Saved data entries:
'''
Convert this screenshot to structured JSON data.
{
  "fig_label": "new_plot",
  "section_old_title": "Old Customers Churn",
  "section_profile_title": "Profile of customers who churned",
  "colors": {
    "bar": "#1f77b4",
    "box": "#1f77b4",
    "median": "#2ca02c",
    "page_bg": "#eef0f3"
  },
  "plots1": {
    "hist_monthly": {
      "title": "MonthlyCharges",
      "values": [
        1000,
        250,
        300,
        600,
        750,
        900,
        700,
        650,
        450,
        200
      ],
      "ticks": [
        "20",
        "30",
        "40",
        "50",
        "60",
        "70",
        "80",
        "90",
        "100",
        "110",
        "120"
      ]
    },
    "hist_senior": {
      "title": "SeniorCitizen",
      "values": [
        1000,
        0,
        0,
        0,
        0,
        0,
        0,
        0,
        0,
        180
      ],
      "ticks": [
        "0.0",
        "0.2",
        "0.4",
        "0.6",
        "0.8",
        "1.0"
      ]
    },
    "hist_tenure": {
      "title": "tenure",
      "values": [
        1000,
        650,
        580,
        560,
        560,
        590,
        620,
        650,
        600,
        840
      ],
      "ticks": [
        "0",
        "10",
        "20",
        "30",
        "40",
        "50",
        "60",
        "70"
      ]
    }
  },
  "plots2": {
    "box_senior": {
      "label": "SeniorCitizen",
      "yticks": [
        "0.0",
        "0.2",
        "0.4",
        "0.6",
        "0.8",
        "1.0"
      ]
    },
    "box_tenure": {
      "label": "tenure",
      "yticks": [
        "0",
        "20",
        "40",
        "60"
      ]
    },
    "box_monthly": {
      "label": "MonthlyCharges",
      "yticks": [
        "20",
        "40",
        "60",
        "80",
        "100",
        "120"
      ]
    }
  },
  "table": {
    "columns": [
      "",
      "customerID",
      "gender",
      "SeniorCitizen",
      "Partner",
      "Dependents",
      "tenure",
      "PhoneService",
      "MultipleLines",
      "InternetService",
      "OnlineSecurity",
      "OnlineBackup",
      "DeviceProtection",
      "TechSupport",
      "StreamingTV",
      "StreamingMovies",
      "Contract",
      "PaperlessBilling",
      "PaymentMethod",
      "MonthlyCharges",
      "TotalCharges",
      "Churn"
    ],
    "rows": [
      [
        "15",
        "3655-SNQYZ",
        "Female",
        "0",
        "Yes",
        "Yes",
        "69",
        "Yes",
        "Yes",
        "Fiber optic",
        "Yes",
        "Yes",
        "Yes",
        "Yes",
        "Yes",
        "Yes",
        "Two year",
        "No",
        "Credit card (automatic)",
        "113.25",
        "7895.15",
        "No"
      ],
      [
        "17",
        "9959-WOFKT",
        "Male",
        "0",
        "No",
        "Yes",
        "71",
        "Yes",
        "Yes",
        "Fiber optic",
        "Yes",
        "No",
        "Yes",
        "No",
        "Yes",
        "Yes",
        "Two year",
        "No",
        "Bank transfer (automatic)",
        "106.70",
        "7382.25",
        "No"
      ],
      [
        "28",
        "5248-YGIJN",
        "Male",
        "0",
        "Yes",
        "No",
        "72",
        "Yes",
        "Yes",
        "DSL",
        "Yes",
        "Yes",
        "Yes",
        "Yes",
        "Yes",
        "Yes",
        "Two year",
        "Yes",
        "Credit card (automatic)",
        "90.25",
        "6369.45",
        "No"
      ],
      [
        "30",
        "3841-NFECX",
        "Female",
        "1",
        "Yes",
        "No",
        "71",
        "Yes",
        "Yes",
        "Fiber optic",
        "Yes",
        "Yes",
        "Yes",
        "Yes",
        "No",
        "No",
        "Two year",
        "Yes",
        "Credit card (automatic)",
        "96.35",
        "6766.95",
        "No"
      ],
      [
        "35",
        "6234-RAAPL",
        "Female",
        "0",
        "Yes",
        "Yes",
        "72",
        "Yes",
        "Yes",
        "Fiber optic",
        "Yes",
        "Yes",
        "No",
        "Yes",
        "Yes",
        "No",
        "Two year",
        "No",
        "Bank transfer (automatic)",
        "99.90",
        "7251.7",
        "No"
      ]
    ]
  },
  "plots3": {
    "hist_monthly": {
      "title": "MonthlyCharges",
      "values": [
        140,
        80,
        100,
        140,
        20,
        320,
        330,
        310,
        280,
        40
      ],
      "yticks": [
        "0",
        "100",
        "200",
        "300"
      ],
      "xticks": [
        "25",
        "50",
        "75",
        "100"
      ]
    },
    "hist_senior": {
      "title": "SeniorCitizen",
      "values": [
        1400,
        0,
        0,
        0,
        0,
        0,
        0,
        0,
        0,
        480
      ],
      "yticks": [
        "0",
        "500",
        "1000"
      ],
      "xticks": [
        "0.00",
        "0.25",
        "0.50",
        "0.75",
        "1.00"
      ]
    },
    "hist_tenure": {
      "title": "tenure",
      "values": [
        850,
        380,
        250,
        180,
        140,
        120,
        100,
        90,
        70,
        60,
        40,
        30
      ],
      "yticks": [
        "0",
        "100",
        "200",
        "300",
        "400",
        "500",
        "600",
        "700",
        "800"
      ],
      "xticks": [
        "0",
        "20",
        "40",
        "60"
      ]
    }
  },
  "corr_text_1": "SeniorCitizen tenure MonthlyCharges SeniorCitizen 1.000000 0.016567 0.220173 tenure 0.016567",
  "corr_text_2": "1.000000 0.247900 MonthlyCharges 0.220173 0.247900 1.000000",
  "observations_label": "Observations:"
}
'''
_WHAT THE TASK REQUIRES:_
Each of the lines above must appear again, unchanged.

_ANSWER TO THIS PROBLEM:_
Convert this screenshot to structured JSON data.
{
  "fig_label": "new_plot",
  "section_old_title": "Old Customers Churn",
  "section_profile_title": "Profile of customers who churned",
  "colors": {
    "bar": "#1f77b4",
    "box": "#1f77b4",
    "median": "#2ca02c",
    "page_bg": "#eef0f3"
  },
  "plots1": {
    "hist_monthly": {
      "title": "MonthlyCharges",
      "values": [
        1000,
        250,
        300,
        600,
        750,
        900,
        700,
        650,
        450,
        200
      ],
      "ticks": [
        "20",
        "30",
        "40",
        "50",
        "60",
        "70",
        "80",
        "90",
        "100",
        "110",
        "120"
      ]
    },
    "hist_senior": {
      "title": "SeniorCitizen",
      "values": [
        1000,
        0,
        0,
        0,
        0,
        0,
        0,
        0,
        0,
        180
      ],
      "ticks": [
        "0.0",
        "0.2",
        "0.4",
        "0.6",
        "0.8",
        "1.0"
      ]
    },
    "hist_tenure": {
      "title": "tenure",
      "values": [
        1000,
        650,
        580,
        560,
        560,
        590,
        620,
        650,
        600,
        840
      ],
      "ticks": [
        "0",
        "10",
        "20",
        "30",
        "40",
        "50",
        "60",
        "70"
      ]
    }
  },
  "plots2": {
    "box_senior": {
      "label": "SeniorCitizen",
      "yticks": [
        "0.0",
        "0.2",
        "0.4",
        "0.6",
        "0.8",
        "1.0"
      ]
    },
    "box_tenure": {
      "label": "tenure",
      "yticks": [
        "0",
        "20",
        "40",
        "60"
      ]
    },
    "box_monthly": {
      "label": "MonthlyCharges",
      "yticks": [
        "20",
        "40",
        "60",
        "80",
        "100",
        "120"
      ]
    }
  },
  "table": {
    "columns": [
      "",
      "customerID",
      "gender",
      "SeniorCitizen",
      "Partner",
      "Dependents",
      "tenure",
      "PhoneService",
      "MultipleLines",
      "InternetService",
      "OnlineSecurity",
      "OnlineBackup",
      "DeviceProtection",
      "TechSupport",
      "StreamingTV",
      "StreamingMovies",
      "Contract",
      "PaperlessBilling",
      "PaymentMethod",
      "MonthlyCharges",
      "TotalCharges",
      "Churn"
    ],
    "rows": [
      [
        "15",
        "3655-SNQYZ",
        "Female",
        "0",
        "Yes",
        "Yes",
        "69",
        "Yes",
        "Yes",
        "Fiber optic",
        "Yes",
        "Yes",
        "Yes",
        "Yes",
        "Yes",
        "Yes",
        "Two year",
        "No",
        "Credit card (automatic)",
        "113.25",
        "7895.15",
        "No"
      ],
      [
        "17",
        "9959-WOFKT",
        "Male",
        "0",
        "No",
        "Yes",
        "71",
        "Yes",
        "Yes",
        "Fiber optic",
        "Yes",
        "No",
        "Yes",
        "No",
        "Yes",
        "Yes",
        "Two year",
        "No",
        "Bank transfer (automatic)",
        "106.70",
        "7382.25",
        "No"
      ],
      [
        "28",
        "5248-YGIJN",
        "Male",
        "0",
        "Yes",
        "No",
        "72",
        "Yes",
        "Yes",
        "DSL",
        "Yes",
        "Yes",
        "Yes",
        "Yes",
        "Yes",
        "Yes",
        "Two year",
        "Yes",
        "Credit card (automatic)",
        "90.25",
        "6369.45",
        "No"
      ],
      [
        "30",
        "3841-NFECX",
        "Female",
        "1",
        "Yes",
        "No",
        "71",
        "Yes",
        "Yes",
        "Fiber optic",
        "Yes",
        "Yes",
        "Yes",
        "Yes",
        "No",
        "No",
        "Two year",
        "Yes",
        "Credit card (automatic)",
        "96.35",
        "6766.95",
        "No"
      ],
      [
        "35",
        "6234-RAAPL",
        "Female",
        "0",
        "Yes",
        "Yes",
        "72",
        "Yes",
        "Yes",
        "Fiber optic",
        "Yes",
        "Yes",
        "No",
        "Yes",
        "Yes",
        "No",
        "Two year",
        "No",
        "Bank transfer (automatic)",
        "99.90",
        "7251.7",
        "No"
      ]
    ]
  },
  "plots3": {
    "hist_monthly": {
      "title": "MonthlyCharges",
      "values": [
        140,
        80,
        100,
        140,
        20,
        320,
        330,
        310,
        280,
        40
      ],
      "yticks": [
        "0",
        "100",
        "200",
        "300"
      ],
      "xticks": [
        "25",
        "50",
        "75",
        "100"
      ]
    },
    "hist_senior": {
      "title": "SeniorCitizen",
      "values": [
        1400,
        0,
        0,
        0,
        0,
        0,
        0,
        0,
        0,
        480
      ],
      "yticks": [
        "0",
        "500",
        "1000"
      ],
      "xticks": [
        "0.00",
        "0.25",
        "0.50",
        "0.75",
        "1.00"
      ]
    },
    "hist_tenure": {
      "title": "tenure",
      "values": [
        850,
        380,
        250,
        180,
        140,
        120,
        100,
        90,
        70,
        60,
        40,
        30
      ],
      "yticks": [
        "0",
        "100",
        "200",
        "300",
        "400",
        "500",
        "600",
        "700",
        "800"
      ],
      "xticks": [
        "0",
        "20",
        "40",
        "60"
      ]
    }
  },
  "corr_text_1": "SeniorCitizen tenure MonthlyCharges SeniorCitizen 1.000000 0.016567 0.220173 tenure 0.016567",
  "corr_text_2": "1.000000 0.247900 MonthlyCharges 0.220173 0.247900 1.000000",
  "observations_label": "Observations:"
}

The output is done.